Justice Sandra Day O’Connor retired in January 2006 at age 75 to take care of her husband, John, who had Alzheimer’s disease. He died in 2009.
Ginsburg, who picked up the mantle of the liberals after Stevens’ departure, took the unusual step of reading three dissenting statements from the bench in the final week of the term. Dissenting justices typically issue their statements only in writing. During one of them, on June 24, the media commented on the antics of Justice Samuel Alito, who had written the majority opinion in a job discrimination case Ginsburg was protesting, Vance v. Ball State University. As she spoke, he conspicuously rolled his eyes and screwed up his face.
Alito did not respond to a request for comment.
Ginsburg said she was oblivious, and only learned of his behavior from her law clerks. When she read another dissenting statement from the bench the next day, “he did not make any faces.”
Was she insulted?
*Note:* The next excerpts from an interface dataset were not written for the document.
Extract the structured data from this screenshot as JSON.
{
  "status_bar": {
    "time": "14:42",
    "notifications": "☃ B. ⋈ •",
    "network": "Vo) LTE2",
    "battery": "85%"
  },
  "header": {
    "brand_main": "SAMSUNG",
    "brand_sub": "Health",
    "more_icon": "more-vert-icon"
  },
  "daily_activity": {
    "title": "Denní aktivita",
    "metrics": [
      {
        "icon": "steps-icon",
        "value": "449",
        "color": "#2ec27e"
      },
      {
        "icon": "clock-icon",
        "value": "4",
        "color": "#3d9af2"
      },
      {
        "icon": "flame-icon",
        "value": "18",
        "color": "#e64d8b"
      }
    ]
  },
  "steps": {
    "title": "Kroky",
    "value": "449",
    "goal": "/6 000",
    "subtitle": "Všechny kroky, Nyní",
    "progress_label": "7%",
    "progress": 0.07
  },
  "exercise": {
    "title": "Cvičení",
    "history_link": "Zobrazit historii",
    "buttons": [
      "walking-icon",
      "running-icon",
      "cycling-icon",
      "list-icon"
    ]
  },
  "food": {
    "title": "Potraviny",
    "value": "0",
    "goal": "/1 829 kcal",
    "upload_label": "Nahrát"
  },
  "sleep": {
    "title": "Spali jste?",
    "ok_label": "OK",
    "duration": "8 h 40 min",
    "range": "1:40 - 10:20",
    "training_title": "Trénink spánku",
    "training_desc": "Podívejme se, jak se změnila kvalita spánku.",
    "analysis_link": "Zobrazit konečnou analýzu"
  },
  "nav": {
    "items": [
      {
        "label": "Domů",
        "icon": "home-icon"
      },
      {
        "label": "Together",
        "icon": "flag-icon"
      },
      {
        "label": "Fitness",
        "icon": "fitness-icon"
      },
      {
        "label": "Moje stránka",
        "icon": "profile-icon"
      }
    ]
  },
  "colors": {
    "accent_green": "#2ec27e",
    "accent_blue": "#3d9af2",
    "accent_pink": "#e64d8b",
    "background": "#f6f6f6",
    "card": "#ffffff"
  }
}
Her answer appeared to allude to Alito’s nationally televised grimace and mouthing of “Not true” in response to comments Obama made in his 2010 State of the Union speech about a court campaign-finance ruling.
“I’m in such good company,” said Ginsburg. “I’m in the company of the president.”